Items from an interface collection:
* * *

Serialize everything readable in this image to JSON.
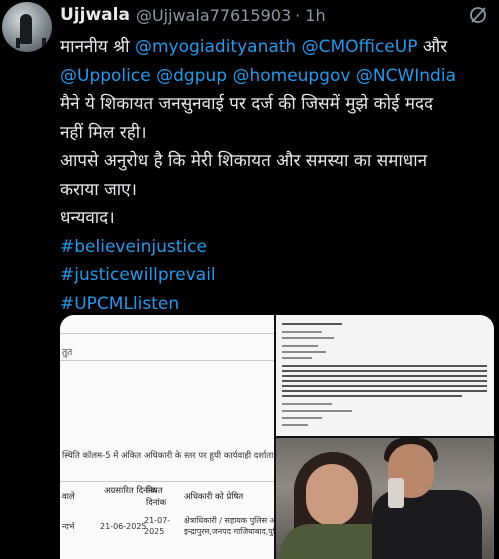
{
  "user": {
    "name": "Ujjwala",
    "handle": "@Ujjwala77615903",
    "time": "· 1h"
  },
  "tweet": {
    "line1_prefix": "माननीय श्री ",
    "line1_mention1": "@myogiadityanath",
    "line1_mention2": "@CMOfficeUP",
    "line1_suffix": " और",
    "line2_mention1": "@Uppolice",
    "line2_mention2": "@dgpup",
    "line2_mention3": "@homeupgov",
    "line2_mention4": "@NCWIndia",
    "line3": "मैने ये शिकायत जनसुनवाई पर दर्ज की जिसमें मुझे कोई मदद",
    "line4": "नहीं मिल रही।",
    "line5": "आपसे अनुरोध है कि मेरी शिकायत और समस्या का समाधान",
    "line6": "कराया जाए।",
    "line7": "धन्यवाद।",
    "hashtags": [
      "#believeinjustice",
      "#justicewillprevail",
      "#UPCMLlisten"
    ]
  },
  "media": {
    "doc1": {
      "frag_top": "तुत",
      "note": "स्थिति कॉलम-5 में अंकित अधिकारी के स्तर पर हुयी कार्यवाही दर्शाता है",
      "headers": [
        "वाले",
        "अग्रसारित दिनांक",
        "नियत दिनांक",
        "अधिकारी को प्रेषित"
      ],
      "row": [
        "न्दर्भ",
        "21-06-2025",
        "21-07-2025",
        "क्षेत्राधिकारी / सहायक पुलिस आयुक्त",
        "इन्द्रापुरम,जनपद गाजियाबाद,पुलिस"
      ]
    }
  },
  "colors": {
    "background": "#000000",
    "text": "#e7e9ea",
    "secondary": "#8b98a5",
    "link": "#1d9bf0"
  },
  "icons": {
    "more": "grok-slash-icon"
  }
}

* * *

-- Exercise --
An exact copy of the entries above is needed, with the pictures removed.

-- Exercise solution --
Serialize everything readable in this image to JSON.
{
  "user": {
    "name": "Ujjwala",
    "handle": "@Ujjwala77615903",
    "time": "· 1h"
  },
  "tweet": {
    "line1_prefix": "माननीय श्री ",
    "line1_mention1": "@myogiadityanath",
    "line1_mention2": "@CMOfficeUP",
    "line1_suffix": " और",
    "line2_mention1": "@Uppolice",
    "line2_mention2": "@dgpup",
    "line2_mention3": "@homeupgov",
    "line2_mention4": "@NCWIndia",
    "line3": "मैने ये शिकायत जनसुनवाई पर दर्ज की जिसमें मुझे कोई मदद",
    "line4": "नहीं मिल रही।",
    "line5": "आपसे अनुरोध है कि मेरी शिकायत और समस्या का समाधान",
    "line6": "कराया जाए।",
    "line7": "धन्यवाद।",
    "hashtags": [
      "#believeinjustice",
      "#justicewillprevail",
      "#UPCMLlisten"
    ]
  },
  "media": {
    "doc1": {
      "frag_top": "तुत",
      "note": "स्थिति कॉलम-5 में अंकित अधिकारी के स्तर पर हुयी कार्यवाही दर्शाता है",
      "headers": [
        "वाले",
        "अग्रसारित दिनांक",
        "नियत दिनांक",
        "अधिकारी को प्रेषित"
      ],
      "row": [
        "न्दर्भ",
        "21-06-2025",
        "21-07-2025",
        "क्षेत्राधिकारी / सहायक पुलिस आयुक्त",
        "इन्द्रापुरम,जनपद गाजियाबाद,पुलिस"
      ]
    }
  },
  "colors": {
    "background": "#000000",
    "text": "#e7e9ea",
    "secondary": "#8b98a5",
    "link": "#1d9bf0"
  },
  "icons": {
    "more": "grok-slash-icon"
  }
}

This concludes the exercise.